So I contacted every site that posted information about this security hole, expressed my frustration that they posted it without contacting me, and asked what could be done in the future to prevent this kind of communication breakdown.

One of the reporters, who is also a respected member of the WordPress community, got in touch with me immediately.  He was only recycling a notice he'd seen on another site and didn't realize that I hadn't been contacted by the original author.

The original reporter, however, was somewhat less useful:

[O]ur policy is immediate, full disclosure. We also release a variety of tools to aid in the security testing process. It must be stressed that the burden of writing secure code is that of the developers. We encourage you to learn more about secure programming practices.

Am I responsible for writing secure code?  Absolutely.  And I test all of my code to the best of my ability before I release anything.  But just like every other developer on the market, I make the occasional mistake.

Nobody's perfect.

Had I been notified about this bug and given time to fix it, I would have.  And in doing so, I would have helped make several sites somewhat more secure.

The Real Issue

The real problem here isn't the security vulnerability, or even how it was reported.  It's how the community as a whole functions.

A few years ago, I discovered a nifty WordPress plugin on Google Code that let you create a file/document archive on your site.  I loved it!  I used it on my sites, on client sites, and talked it up at WordCamp.

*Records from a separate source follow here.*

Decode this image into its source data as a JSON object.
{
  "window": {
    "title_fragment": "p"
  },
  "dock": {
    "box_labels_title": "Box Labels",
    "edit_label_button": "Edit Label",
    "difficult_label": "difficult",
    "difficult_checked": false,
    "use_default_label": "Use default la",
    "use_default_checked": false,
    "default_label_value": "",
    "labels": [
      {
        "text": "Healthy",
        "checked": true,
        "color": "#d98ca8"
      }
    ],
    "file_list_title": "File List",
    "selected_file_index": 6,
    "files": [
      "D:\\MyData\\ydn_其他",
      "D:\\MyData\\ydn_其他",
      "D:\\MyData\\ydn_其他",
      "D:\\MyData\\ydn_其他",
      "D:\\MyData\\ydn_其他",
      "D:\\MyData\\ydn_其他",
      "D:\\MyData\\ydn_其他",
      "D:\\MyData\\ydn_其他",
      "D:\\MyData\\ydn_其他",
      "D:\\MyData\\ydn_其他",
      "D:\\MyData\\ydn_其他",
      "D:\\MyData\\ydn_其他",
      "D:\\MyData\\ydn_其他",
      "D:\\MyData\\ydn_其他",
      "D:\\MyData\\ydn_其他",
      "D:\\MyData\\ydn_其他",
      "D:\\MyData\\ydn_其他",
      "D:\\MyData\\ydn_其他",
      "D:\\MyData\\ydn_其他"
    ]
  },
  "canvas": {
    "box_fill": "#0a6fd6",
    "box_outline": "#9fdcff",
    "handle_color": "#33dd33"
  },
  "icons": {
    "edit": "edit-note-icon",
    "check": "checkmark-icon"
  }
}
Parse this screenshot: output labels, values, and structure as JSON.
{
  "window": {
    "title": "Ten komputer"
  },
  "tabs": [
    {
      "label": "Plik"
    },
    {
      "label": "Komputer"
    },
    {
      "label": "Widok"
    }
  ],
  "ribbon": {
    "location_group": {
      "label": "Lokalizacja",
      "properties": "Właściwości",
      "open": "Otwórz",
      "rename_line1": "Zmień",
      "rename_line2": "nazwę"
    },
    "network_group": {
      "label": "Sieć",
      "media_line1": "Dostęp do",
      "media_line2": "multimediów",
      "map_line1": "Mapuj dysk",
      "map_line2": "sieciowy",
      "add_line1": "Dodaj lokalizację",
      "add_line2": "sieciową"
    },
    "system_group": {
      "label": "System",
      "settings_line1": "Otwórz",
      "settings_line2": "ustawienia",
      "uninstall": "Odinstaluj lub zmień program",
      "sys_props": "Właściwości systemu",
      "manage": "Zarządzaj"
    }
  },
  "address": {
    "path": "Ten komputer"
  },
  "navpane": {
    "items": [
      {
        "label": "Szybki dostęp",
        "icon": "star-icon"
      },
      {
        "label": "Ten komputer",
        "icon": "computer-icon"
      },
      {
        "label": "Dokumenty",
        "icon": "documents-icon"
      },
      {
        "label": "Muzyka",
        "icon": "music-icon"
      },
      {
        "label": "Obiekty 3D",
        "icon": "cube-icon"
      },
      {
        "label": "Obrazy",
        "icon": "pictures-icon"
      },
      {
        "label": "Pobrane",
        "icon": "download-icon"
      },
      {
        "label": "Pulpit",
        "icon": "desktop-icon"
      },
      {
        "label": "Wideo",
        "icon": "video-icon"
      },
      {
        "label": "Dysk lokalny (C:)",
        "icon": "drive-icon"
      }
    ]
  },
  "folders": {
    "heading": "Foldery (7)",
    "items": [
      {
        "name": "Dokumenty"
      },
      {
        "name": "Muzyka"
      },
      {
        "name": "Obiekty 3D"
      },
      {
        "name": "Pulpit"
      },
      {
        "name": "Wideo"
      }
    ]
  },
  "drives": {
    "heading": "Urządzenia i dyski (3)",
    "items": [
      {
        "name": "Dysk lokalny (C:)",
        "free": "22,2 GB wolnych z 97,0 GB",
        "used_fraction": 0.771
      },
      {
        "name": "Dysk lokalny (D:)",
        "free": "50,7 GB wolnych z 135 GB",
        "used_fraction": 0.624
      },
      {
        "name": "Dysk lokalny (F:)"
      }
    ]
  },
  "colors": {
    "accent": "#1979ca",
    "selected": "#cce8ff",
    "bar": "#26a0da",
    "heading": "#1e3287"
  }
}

Then, in 2007, the original author abandoned the project.

The next version of WordPress introduced changes that broke the plugin.  So I took the time to re-write it, clean up the code, and eventually update it to use Custom Post Types.  I placed my fork of the plugin in the official plugin repository and all was good.

This is how the community is supposed to function.  Developers help one another out.  If one guy can't keep going on a project, someone else can step in and take over.  That's the beauty of open source.

The problem with the security vulnerability wasn't actually with my version of the plugin, but was reported against the pre-fork version hosted on Google Code.  I've been able to verify that the current release doesn't suffer from the same issues, and have proactively patched the one issue that might crop up as a result of this report.

Unfortunately, the original reporter didn't contact me about the issue, so I couldn't clear things up.

And subsequent reporters actually linked the report back to my post-fork version of the plugin, essentially linking the new, secure versions to the old, insecure one.

On the one hand, we have developers going out of their way to help one another.  On the other hand, we have developers sitting on their laurels and mis-reporting information that ends up hurting one another.

The real problem here is one of a massive communication breakdown.


One of the first re-posters of the security notice has clarified things on his site to explain that the vulnerability is actually present in the old, abandoned pre-fork version of the plugin.

The original poster has re-scanned the updated version and verified that no vulnerabilities were detected in the current release. His notice remains on the site, though, as it is accurate for the pre-fork version that triggered it in the first place. However, anyone can contact him directly to verify that the current version is tested to be secure.